Anyway, where I was going with this today was in the middle of this swirling mass of bull twaddle something so incredibly nice happened.

Someone left me the beautiful bouquet of flowers you see in the photo above.

Why?

Because I had helped them with their garden and they wanted to show me what had grown.

I think this is one of the nicest things that anyone has ever done for me. And it’s so simple. It’s sharing your garden with a friend. And this is a friend I made because of gardening.

This of course reinforces to me the type of people you want to fill your life with. And the ones you should pass on by.

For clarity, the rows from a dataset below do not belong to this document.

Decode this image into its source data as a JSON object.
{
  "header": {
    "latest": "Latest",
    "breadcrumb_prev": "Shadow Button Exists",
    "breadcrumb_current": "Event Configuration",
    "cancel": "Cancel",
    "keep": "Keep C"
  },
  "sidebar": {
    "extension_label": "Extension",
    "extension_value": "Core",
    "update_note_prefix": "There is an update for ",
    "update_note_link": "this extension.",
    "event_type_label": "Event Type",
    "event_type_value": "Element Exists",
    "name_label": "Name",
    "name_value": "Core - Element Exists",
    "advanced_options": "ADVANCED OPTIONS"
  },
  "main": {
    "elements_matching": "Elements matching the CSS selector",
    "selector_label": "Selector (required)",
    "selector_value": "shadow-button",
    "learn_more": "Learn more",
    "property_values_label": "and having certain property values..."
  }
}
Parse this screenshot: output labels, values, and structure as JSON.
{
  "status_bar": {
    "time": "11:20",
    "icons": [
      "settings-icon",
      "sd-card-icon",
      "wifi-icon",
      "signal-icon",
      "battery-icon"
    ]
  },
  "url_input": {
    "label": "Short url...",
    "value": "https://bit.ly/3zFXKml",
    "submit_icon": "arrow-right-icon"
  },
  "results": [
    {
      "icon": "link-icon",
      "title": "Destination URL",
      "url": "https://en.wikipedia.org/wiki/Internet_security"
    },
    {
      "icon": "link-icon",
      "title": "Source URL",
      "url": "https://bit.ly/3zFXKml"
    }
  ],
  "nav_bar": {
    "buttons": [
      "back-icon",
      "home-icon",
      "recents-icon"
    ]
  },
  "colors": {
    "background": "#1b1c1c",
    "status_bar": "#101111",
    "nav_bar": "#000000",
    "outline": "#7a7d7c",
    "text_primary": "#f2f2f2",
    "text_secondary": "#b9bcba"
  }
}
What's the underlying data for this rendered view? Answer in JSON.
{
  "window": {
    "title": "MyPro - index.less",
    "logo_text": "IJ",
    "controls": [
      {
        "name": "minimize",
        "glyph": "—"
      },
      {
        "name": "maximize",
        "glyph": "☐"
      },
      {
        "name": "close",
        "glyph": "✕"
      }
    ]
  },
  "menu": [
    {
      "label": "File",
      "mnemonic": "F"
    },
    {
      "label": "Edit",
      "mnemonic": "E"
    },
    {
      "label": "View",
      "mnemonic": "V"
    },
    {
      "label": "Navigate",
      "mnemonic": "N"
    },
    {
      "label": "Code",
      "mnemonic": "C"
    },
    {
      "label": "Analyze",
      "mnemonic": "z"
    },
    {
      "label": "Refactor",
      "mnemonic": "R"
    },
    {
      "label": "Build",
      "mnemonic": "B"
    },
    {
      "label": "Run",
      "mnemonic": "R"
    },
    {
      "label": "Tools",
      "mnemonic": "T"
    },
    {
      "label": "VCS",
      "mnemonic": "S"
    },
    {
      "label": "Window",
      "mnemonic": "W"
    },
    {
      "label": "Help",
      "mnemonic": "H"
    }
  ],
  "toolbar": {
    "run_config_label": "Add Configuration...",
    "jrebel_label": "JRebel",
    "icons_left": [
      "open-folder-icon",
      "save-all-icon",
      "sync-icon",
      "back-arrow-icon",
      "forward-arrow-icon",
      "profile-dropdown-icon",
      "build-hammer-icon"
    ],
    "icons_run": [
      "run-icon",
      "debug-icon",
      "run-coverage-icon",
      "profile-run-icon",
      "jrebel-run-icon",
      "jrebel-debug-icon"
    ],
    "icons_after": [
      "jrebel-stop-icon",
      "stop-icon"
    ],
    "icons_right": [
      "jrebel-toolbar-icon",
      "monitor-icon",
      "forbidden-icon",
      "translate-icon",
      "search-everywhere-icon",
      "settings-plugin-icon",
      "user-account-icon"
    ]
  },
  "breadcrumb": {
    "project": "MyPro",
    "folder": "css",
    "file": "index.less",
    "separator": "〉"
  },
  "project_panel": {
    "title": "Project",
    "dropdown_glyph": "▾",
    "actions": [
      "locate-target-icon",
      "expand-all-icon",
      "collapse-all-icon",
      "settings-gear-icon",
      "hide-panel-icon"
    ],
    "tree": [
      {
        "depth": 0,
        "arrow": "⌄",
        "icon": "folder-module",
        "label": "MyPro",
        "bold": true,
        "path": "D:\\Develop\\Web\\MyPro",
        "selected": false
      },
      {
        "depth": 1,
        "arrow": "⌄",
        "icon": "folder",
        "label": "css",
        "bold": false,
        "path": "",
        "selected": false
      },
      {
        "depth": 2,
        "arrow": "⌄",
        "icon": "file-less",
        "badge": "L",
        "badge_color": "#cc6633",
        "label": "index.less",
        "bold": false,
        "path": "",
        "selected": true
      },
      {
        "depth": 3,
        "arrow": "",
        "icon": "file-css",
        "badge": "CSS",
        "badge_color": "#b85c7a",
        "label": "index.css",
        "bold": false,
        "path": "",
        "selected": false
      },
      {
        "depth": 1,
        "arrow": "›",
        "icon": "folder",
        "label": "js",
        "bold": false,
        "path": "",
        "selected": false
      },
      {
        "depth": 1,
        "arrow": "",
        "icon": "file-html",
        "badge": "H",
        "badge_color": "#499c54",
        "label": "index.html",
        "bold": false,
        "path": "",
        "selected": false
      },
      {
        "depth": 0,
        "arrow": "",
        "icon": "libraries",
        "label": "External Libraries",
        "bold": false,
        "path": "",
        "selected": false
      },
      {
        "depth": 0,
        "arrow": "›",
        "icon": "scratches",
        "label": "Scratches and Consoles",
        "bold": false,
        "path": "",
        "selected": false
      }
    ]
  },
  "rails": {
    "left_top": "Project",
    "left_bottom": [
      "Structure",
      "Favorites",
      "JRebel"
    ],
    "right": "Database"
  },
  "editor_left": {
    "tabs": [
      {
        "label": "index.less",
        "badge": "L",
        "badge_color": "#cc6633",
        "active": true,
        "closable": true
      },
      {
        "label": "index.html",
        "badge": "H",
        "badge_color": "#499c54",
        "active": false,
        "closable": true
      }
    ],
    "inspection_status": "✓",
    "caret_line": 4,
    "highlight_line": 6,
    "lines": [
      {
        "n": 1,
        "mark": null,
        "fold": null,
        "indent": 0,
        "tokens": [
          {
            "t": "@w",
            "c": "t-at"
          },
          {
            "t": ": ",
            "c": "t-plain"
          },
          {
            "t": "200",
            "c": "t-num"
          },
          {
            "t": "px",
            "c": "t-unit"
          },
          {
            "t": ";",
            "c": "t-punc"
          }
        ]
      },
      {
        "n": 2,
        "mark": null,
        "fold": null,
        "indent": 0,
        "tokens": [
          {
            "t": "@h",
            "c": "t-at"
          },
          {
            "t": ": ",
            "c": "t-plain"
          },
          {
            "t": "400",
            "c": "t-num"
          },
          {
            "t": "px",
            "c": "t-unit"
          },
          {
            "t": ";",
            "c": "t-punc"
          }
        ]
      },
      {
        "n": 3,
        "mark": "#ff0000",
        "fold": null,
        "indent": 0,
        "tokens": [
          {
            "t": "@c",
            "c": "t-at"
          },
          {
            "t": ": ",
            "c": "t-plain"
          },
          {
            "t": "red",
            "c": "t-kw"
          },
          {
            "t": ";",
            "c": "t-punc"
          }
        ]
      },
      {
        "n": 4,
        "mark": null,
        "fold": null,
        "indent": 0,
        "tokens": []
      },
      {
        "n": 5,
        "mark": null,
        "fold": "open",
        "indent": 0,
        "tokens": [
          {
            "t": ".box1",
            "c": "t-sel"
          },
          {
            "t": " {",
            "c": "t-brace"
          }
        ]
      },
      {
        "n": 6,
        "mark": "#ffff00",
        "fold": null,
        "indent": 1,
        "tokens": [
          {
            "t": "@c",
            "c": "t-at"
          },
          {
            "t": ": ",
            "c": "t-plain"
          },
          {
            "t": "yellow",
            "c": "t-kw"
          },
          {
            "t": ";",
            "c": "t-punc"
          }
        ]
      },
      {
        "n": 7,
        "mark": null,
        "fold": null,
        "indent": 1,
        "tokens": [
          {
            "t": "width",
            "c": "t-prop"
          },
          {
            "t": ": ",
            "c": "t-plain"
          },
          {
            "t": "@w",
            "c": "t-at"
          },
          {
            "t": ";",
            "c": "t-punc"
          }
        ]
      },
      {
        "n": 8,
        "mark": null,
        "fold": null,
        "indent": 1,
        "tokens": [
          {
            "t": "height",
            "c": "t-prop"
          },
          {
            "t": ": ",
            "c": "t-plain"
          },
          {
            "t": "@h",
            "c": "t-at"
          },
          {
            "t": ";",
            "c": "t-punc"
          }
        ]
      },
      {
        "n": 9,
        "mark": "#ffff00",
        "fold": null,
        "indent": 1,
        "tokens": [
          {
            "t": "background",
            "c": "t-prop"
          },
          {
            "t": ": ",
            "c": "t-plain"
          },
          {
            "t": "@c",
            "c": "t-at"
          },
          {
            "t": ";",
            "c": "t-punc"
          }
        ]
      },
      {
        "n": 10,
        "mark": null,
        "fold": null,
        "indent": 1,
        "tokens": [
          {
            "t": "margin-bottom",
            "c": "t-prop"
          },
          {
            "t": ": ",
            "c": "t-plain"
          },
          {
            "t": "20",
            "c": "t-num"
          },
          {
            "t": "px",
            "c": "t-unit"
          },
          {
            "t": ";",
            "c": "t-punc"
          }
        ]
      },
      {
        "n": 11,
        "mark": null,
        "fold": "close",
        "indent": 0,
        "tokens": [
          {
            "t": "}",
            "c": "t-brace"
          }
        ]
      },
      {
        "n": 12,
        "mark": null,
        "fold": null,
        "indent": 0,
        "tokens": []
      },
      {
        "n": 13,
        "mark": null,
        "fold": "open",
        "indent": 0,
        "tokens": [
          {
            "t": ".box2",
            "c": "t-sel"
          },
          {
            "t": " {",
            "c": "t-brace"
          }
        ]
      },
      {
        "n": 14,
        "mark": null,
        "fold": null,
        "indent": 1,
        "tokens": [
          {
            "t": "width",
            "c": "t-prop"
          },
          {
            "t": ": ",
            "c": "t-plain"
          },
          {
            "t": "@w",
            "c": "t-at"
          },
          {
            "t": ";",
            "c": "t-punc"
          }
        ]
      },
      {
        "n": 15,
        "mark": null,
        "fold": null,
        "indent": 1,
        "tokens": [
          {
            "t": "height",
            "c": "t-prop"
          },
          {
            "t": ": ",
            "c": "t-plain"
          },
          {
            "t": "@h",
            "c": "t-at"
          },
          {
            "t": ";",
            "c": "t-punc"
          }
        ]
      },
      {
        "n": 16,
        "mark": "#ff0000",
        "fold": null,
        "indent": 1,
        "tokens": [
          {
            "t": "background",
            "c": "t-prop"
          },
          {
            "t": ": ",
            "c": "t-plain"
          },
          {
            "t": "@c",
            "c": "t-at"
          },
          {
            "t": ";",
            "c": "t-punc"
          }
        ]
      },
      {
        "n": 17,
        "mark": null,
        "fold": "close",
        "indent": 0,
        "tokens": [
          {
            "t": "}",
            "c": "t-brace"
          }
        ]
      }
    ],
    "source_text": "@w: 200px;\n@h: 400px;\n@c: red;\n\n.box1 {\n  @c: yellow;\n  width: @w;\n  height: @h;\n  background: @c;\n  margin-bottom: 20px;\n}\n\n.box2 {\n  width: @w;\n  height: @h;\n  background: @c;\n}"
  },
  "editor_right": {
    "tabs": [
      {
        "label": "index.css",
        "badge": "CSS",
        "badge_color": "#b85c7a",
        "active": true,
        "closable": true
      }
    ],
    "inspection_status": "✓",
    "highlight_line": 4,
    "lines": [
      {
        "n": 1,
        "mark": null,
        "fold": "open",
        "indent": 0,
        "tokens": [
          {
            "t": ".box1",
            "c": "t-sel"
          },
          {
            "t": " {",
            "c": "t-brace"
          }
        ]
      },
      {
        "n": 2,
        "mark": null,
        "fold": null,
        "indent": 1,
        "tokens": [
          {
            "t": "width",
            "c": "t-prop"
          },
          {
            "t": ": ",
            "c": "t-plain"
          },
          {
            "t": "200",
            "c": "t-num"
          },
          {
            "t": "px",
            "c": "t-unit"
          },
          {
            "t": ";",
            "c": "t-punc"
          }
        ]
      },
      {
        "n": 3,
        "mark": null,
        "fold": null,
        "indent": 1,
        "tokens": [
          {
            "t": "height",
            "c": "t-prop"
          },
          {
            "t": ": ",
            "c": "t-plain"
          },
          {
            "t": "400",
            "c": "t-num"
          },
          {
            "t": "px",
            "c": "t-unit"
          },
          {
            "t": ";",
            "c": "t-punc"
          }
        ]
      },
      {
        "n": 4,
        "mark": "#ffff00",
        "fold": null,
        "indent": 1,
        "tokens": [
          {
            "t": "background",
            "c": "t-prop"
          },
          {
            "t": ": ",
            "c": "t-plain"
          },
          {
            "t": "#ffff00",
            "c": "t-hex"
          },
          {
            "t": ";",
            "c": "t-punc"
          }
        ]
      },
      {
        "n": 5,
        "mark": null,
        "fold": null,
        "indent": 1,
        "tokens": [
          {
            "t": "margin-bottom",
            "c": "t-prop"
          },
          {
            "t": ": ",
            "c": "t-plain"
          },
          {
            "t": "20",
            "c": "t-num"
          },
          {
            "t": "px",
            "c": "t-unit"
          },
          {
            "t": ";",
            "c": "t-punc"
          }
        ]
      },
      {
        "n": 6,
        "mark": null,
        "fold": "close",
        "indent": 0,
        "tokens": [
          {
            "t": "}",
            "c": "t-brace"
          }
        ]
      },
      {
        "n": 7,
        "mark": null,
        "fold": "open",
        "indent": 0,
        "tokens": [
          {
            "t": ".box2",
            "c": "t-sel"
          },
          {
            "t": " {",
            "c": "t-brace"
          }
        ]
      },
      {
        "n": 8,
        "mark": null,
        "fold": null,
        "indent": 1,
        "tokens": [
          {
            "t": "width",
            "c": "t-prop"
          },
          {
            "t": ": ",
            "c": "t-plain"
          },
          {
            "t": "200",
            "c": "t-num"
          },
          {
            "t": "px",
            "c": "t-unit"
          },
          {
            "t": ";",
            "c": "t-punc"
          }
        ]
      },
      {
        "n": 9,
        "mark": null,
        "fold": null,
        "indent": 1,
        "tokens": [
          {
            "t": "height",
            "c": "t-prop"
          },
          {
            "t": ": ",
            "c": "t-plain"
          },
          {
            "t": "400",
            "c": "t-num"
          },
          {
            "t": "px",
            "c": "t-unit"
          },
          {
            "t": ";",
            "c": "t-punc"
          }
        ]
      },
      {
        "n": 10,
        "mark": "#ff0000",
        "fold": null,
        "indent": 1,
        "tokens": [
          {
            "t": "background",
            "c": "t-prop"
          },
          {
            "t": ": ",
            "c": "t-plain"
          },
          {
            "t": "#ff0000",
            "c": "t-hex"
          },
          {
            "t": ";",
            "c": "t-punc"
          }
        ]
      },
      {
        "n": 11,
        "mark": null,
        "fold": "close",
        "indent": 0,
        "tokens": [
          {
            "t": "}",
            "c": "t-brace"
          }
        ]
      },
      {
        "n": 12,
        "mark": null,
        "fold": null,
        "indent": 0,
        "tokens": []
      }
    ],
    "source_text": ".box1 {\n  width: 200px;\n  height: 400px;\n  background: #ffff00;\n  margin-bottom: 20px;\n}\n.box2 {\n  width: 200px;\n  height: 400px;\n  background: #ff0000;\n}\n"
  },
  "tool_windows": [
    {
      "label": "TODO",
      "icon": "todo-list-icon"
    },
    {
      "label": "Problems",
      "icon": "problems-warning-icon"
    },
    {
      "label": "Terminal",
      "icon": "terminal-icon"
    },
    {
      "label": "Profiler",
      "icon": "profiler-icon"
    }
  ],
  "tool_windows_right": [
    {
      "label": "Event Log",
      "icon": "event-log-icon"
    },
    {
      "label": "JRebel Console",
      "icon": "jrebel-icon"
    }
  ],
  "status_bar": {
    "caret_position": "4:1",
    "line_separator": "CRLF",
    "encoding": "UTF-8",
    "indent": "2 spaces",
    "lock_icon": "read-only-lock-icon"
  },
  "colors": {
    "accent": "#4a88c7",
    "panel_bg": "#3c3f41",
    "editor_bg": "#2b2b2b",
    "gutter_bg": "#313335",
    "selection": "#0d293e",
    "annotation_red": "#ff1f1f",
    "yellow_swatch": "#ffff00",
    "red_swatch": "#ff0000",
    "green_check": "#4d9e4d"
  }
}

A quote from Gertrude Jekyll comes to mind:

“A garden is a grand teacher. It teaches patience and careful watchfulness; it teaches industry and thrift; above all it teaches entire trust.”

She also said:

The lesson I have thoroughly learnt, and wish to pass on to others, is to know the enduring happiness that the love of a garden gives.”

Through gardening I have truly been blessed to meet some amazing people. And now having been in Chester County a few years, I can also say that I am very fortunate to have met some wonderful people just by living here.

Yes life throws you the occasional curve ball and grows a few weeds that require pulling, but the universe has this weird balance to it. Part of that balance is when something unpleasant happens, there is a reminder that for the most part people are good and decent and we should ignore the static.

Thanks for stopping by.